Swift gains in competitiveness by emerging nations are challenging the supremacy of industrialized economies and raising the prospect of a protectionist backlash, a leading report said May 10. The U.S. remained anchored in first place in the IMD business school's 2006 World Competitiveness Yearbook but 40 of the 55 economies surveyed are closing the gap on the world's biggest economic and corporate power. They include a traditional array of smaller Asian and European nations, led by Singapore and Hong Kong in second and third place in the IMD competitiveness ranking.
But emerging giants like mainland China -- which rose from 18th to 15th position in the annual ranking -- and India -- 27th -- are also catching up on the U.S. at a rate of more than 2.5% a year, the report said.
Germany (16) made the biggest gains for 2007 (+9) on the back of improved economic performance.
Although Russia is lower down the ranking in 43rd place, its ompetitiveness has grown by an average of nearly 5% a year over the past decade compared to the U.S.
Some emerging nations and established economies have tended to lag behind the top league in the ranking in recent years because of their patchy competitiveness, the IMD said.

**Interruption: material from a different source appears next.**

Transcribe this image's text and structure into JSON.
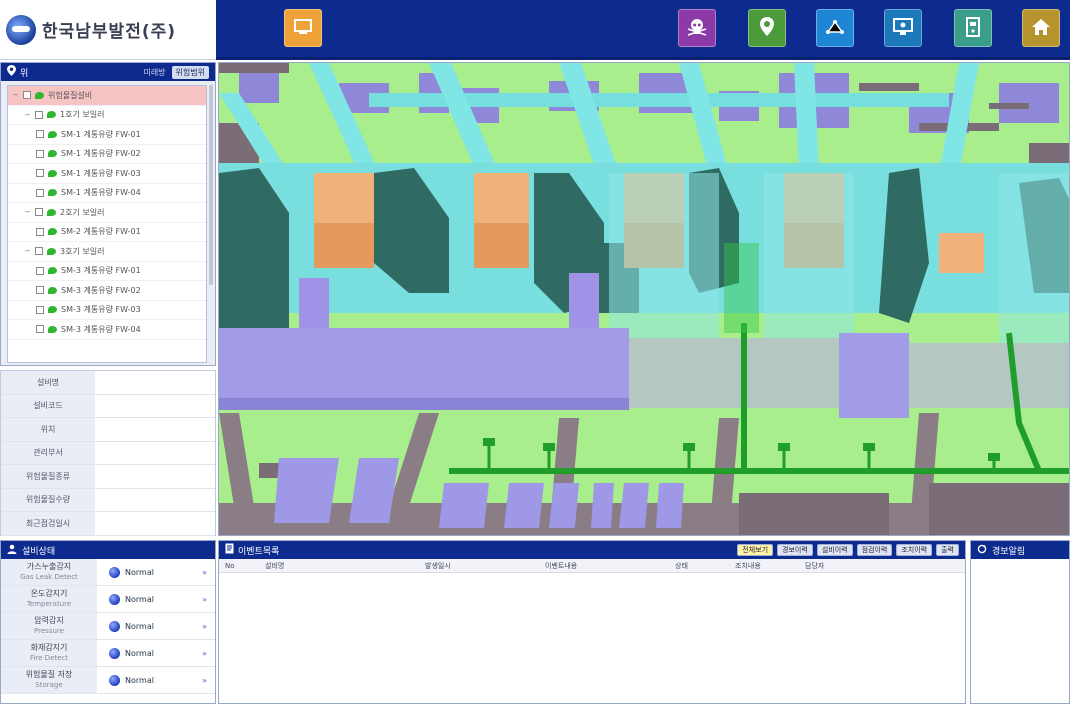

They include Brazil, France, Indonesia, Italy, Mexico, the Philippines and Turkey.
South Africa dropped 12 places to 50th due to high unemployment, societal and legislative problems that hamper efficiency, and poor infrastructure.
The overall trend "could lead to an increase in protectionist measures in Europe and the U.S.," Stephane Garelli of the Lausanne-based IMD warned. Garelli said industrialized nations would find it hard to tolerate the loss of some of their "business jewels" to a growing number of new brands and companies from Asia, Russia and the Gulf that are buying up industrial assets.
The annual IMD report assesses economic performance, government and business efficiency, and infrastructure -- including factors like education, technology, health and social services -- to establish its annual ranking.
Copyright Agence France-Presse, 2007